* **ABOUT THIS TASK**:
Reproduce the following data exactly, minus any images.

* **DATA SUPPLIED**:
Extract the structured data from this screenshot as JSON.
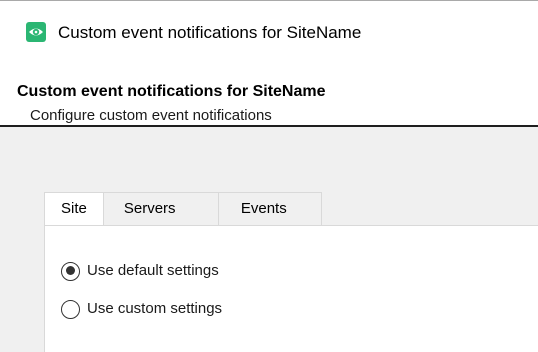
{
  "window": {
    "title": "Custom event notifications for SiteName",
    "icon": "eye-icon",
    "icon_color": "#2bb673"
  },
  "header": {
    "title": "Custom event notifications for SiteName",
    "subtitle": "Configure custom event notifications"
  },
  "tabs": [
    {
      "label": "Site",
      "active": true
    },
    {
      "label": "Servers",
      "active": false
    },
    {
      "label": "Events",
      "active": false
    }
  ],
  "settings": {
    "options": [
      {
        "label": "Use default settings",
        "checked": true
      },
      {
        "label": "Use custom settings",
        "checked": false
      }
    ]
  },
  "colors": {
    "content_background": "#f0f0f0",
    "panel_background": "#ffffff"
  }
}
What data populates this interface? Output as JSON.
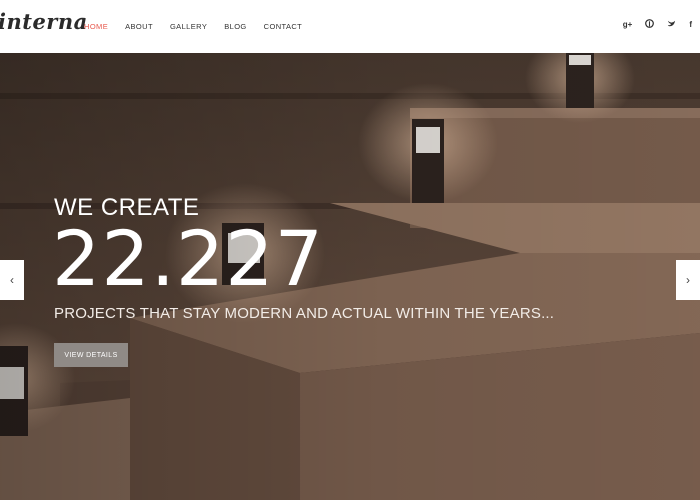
{
  "header": {
    "logo": "interna",
    "nav": [
      {
        "label": "HOME",
        "active": true
      },
      {
        "label": "ABOUT",
        "active": false
      },
      {
        "label": "GALLERY",
        "active": false
      },
      {
        "label": "BLOG",
        "active": false
      },
      {
        "label": "CONTACT",
        "active": false
      }
    ],
    "social": [
      "g+",
      "pinterest-icon",
      "twitter-icon",
      "f"
    ]
  },
  "hero": {
    "subtitle": "WE CREATE",
    "number": "22.227",
    "description": "PROJECTS THAT STAY MODERN AND ACTUAL WITHIN THE YEARS...",
    "button_label": "VIEW DETAILS",
    "prev_arrow": "‹",
    "next_arrow": "›"
  },
  "colors": {
    "accent": "#e8584d",
    "button": "#8f8a86"
  }
}
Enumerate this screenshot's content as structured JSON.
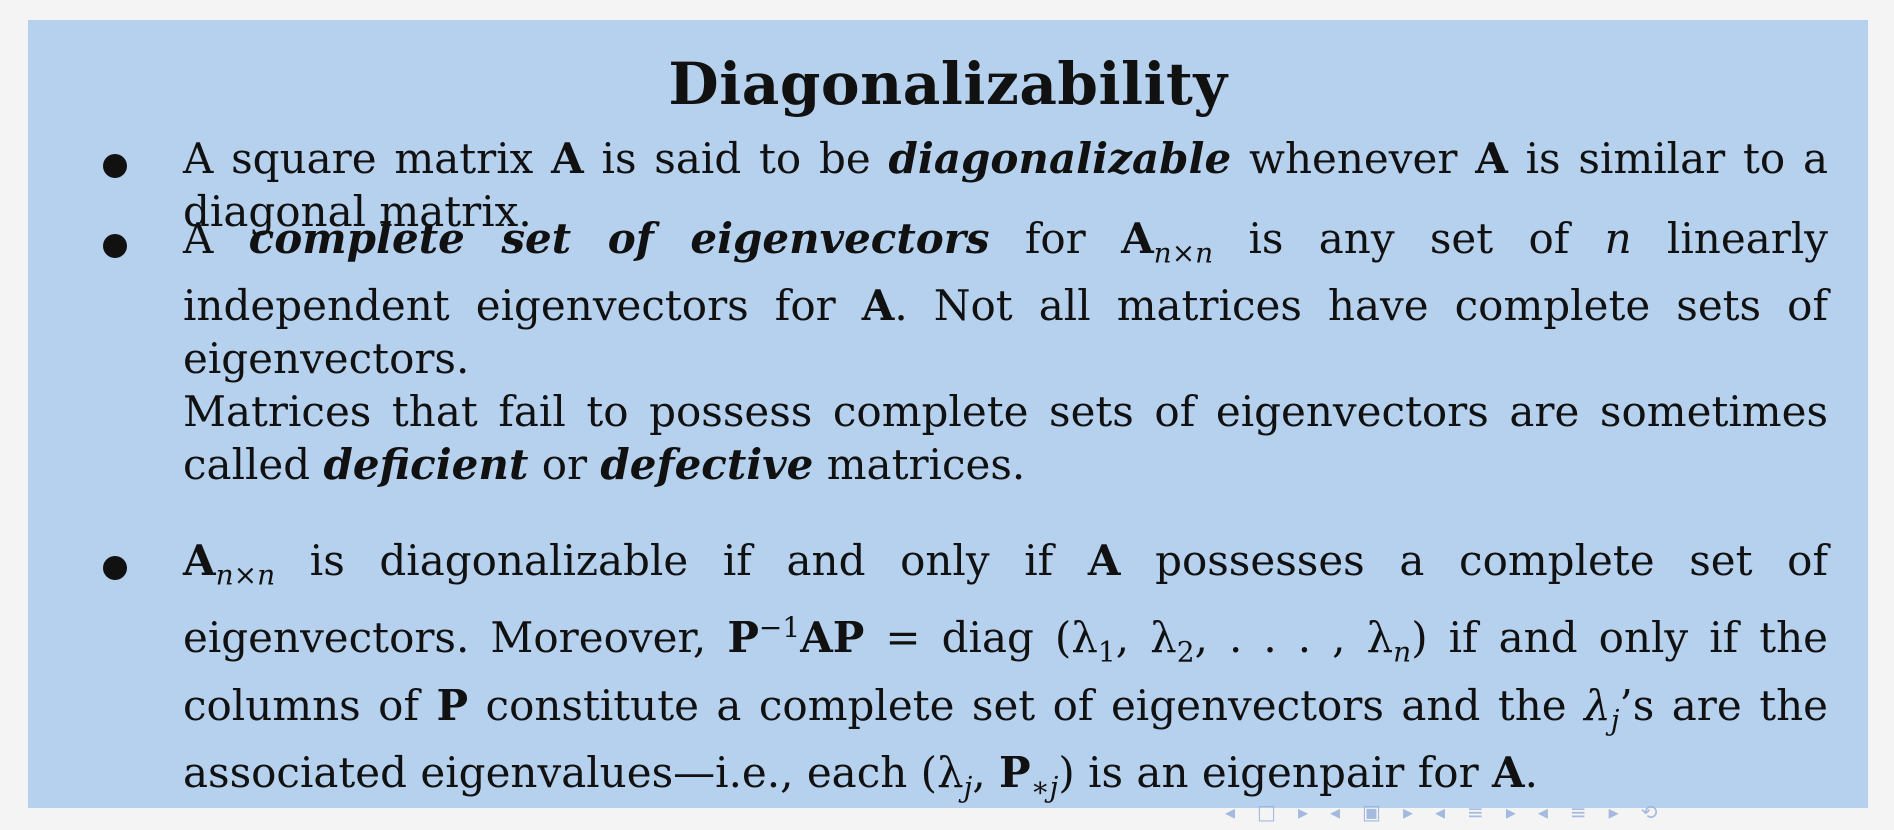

* **SOLUTION TO THE PROBLEM**:
Extract the structured data from this screenshot as JSON.
{
  "window": {
    "title": "Custom event notifications for SiteName",
    "icon": "eye-icon",
    "icon_color": "#2bb673"
  },
  "header": {
    "title": "Custom event notifications for SiteName",
    "subtitle": "Configure custom event notifications"
  },
  "tabs": [
    {
      "label": "Site",
      "active": true
    },
    {
      "label": "Servers",
      "active": false
    },
    {
      "label": "Events",
      "active": false
    }
  ],
  "settings": {
    "options": [
      {
        "label": "Use default settings",
        "checked": true
      },
      {
        "label": "Use custom settings",
        "checked": false
      }
    ]
  },
  "colors": {
    "content_background": "#f0f0f0",
    "panel_background": "#ffffff"
  }
}
What data populates this interface? Output as JSON.
{
  "header": {
    "logo": "interna",
    "nav": [
      {
        "label": "HOME",
        "active": true
      },
      {
        "label": "ABOUT",
        "active": false
      },
      {
        "label": "GALLERY",
        "active": false
      },
      {
        "label": "BLOG",
        "active": false
      },
      {
        "label": "CONTACT",
        "active": false
      }
    ],
    "social": [
      "g+",
      "pinterest-icon",
      "twitter-icon",
      "f"
    ]
  },
  "hero": {
    "subtitle": "WE CREATE",
    "number": "22.227",
    "description": "PROJECTS THAT STAY MODERN AND ACTUAL WITHIN THE YEARS...",
    "button_label": "VIEW DETAILS",
    "prev_arrow": "‹",
    "next_arrow": "›"
  },
  "colors": {
    "accent": "#e8584d",
    "button": "#8f8a86"
  }
}
Enumerate this screenshot's content as structured JSON.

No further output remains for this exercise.